case-by-case basis, the subsidy-per-passenger cap.'' The law further 
provides: ``A waiver . . . shall remain in effect for a limited period 
of time, as determined by the Secretary.'' Second, a community that is 
deemed ineligible for subsidy based on the $200 subsidy cap may submit 
a proposal to the Secretary for restoration of subsidy. Upon receipt of 
a proposal, the Department will restore the community's subsidy 
eligibility if the Secretary determines that the rate of the per 
passenger

[[Page 60953]]

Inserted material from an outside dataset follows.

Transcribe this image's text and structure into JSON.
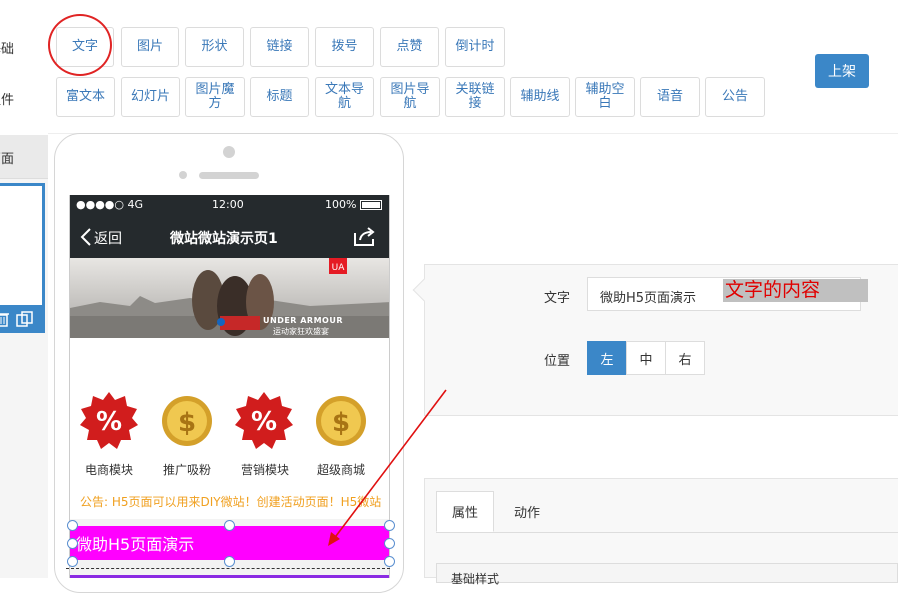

subsidy under the proposal does not exceed $200, and the proposal is 
likely to result in an average of more than 10 enplanements per day and 
is consistent with the EAS program's other legal and regulatory 
requirements. 49 U.S.C. 41733(g).
    Consistent with past practice and the Department's obligations 
under 49 U.S.C. 41733(f)(2), DOT encourages potentially affected 
communities to work with air carriers providing subsidized EAS to 
maximize use of the service awarded under their respective carrier-
selection orders to avoid exceeding the $200 subsidy cap.

    Issued in Washington, DC, on October 2, 2014.
Brandon M. Belford,
Deputy Assistant Secretary for Aviation and International Affairs.
[FR Doc. 2014-24190 Filed 10-8-14; 8:45 am]
BILLING CODE 4910-9X-P